** Opening Given records block **

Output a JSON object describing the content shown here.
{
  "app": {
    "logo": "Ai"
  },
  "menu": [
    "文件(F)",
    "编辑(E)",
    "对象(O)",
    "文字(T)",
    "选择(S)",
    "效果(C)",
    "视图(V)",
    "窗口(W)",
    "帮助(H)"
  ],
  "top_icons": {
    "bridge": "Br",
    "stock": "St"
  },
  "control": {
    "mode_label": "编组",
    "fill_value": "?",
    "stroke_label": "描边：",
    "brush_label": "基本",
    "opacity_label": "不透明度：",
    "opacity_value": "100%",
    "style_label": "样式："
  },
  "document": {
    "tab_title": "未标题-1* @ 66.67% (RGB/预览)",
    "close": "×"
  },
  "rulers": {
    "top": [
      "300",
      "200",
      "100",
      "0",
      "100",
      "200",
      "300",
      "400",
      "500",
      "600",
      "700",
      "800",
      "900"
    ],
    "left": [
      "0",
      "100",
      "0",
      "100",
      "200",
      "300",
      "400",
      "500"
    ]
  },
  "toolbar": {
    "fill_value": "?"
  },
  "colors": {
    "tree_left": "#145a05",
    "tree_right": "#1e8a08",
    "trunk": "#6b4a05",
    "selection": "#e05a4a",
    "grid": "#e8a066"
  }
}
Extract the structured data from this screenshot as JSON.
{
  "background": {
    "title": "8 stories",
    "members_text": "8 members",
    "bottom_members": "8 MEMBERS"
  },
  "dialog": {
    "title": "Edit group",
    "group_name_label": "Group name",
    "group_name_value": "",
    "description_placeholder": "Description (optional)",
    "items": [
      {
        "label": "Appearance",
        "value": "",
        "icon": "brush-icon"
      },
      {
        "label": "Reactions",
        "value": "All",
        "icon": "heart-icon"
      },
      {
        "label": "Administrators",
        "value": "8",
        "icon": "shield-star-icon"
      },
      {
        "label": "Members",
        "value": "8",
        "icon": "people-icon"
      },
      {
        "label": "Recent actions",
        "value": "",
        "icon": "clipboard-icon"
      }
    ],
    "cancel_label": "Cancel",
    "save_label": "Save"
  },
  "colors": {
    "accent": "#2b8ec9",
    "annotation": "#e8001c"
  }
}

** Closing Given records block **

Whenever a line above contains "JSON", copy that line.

» Response to the task:
Output a JSON object describing the content shown here.
Extract the structured data from this screenshot as JSON.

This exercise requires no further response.